My work is simple. It is to give people the tools and understandings they need so that they can see and experience themselves with increasing clarity. The very act of seeing liberates us from our conditionings. It is these conditionings that create our suffering and separate us from our true nature. My function is to ensure that students learn whatever is necessary for them to become their own teachers, to guide themselves. Toward this aim, virtually all of my work is with individuals as this, far more than group work, fosters self-reliance and autonomy.
It is most important to evaluate a teacher based on your actual experience of her or his ability to assist you. I am not talking about how the teacher may make you feel in his or her presence or through his or her words, but what positive changes actually occur in your life because of your interaction with the teacher. I tell my students that what matters is not the sessions with me but their lives between the sessions.
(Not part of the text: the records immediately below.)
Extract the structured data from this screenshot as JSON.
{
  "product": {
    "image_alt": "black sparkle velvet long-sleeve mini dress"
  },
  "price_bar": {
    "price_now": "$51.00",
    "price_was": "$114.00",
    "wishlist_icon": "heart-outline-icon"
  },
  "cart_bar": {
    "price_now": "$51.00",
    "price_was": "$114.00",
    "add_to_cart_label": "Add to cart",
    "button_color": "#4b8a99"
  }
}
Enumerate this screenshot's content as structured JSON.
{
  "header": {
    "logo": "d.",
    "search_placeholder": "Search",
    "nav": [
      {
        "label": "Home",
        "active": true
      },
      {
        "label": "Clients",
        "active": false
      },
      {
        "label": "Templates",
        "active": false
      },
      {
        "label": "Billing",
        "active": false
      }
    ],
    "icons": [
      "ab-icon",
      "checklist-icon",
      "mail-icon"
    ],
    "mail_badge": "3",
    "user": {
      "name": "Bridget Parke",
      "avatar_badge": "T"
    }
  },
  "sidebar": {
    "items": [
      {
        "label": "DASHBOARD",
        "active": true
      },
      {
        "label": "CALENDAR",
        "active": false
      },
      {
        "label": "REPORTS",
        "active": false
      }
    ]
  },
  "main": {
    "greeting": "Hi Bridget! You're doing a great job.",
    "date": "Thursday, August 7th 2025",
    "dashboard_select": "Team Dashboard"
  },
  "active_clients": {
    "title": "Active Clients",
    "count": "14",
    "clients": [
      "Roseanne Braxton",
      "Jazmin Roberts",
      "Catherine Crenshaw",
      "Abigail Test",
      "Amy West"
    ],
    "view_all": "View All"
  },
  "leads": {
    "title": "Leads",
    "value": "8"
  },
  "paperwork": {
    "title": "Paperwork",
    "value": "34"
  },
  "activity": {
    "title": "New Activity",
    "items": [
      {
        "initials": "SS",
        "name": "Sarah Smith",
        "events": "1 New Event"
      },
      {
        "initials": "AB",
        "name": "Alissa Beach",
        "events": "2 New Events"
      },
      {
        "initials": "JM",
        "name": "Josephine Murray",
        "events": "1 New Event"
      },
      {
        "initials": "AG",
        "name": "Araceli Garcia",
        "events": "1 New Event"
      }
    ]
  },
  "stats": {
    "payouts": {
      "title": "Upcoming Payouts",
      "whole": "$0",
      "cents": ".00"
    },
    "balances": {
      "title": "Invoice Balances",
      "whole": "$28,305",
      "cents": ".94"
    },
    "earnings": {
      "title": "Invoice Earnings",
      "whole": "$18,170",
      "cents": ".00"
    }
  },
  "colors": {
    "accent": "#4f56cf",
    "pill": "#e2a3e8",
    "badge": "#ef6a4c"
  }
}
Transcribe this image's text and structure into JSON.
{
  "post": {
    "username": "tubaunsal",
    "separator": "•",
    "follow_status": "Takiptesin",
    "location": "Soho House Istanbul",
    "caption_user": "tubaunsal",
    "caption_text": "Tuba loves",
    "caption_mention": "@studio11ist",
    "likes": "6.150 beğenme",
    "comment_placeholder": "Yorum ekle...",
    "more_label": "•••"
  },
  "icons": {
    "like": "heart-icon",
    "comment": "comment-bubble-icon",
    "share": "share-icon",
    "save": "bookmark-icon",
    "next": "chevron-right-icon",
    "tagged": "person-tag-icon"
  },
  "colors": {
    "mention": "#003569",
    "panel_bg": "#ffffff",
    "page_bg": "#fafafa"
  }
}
Background and training do not guarantee that the person is both competent and caring. However, for those who would like to have background information, it is provided in Ken's biography. You will see that I have experienced much, both as a teacher and as a student. What really works for people, however, is unbelievably simple. Always bear in mind that the real journey, the inner one, cannot be captured in words.
I have deliberately avoided talking about my inner experiences because talking about them can be highly misleading. I have observed that people become unduly influenced or impressed when others make their inner experiences known. While some of those experiences are real, many are simply fabricated or greatly enhanced or just imagined. They may lend unwarranted legitimacy to someone's teaching. This allows anyone to begin teaching based on a reported experience of, let's say, enlightenment. Others' experiences are potentially distracting because everyone is unique and everyone's experience is similarly unique. It is all too easy for the mind to mimic or fabricate similar experiences or to apply undue significance to them. Even when authentic, the experience does not automatically confer the ability to teach or even to know deeply. What is important is what a person does with the experience. Is it allowed to ripen and deepen? In the Zen tradition, practitioners may spend ten to twenty years meditating and working on themselves after their "kensho" or breakthrough. Similarly, Ramana Maharshi, the great Indian sage, spent many years in silence before attempting to teach others.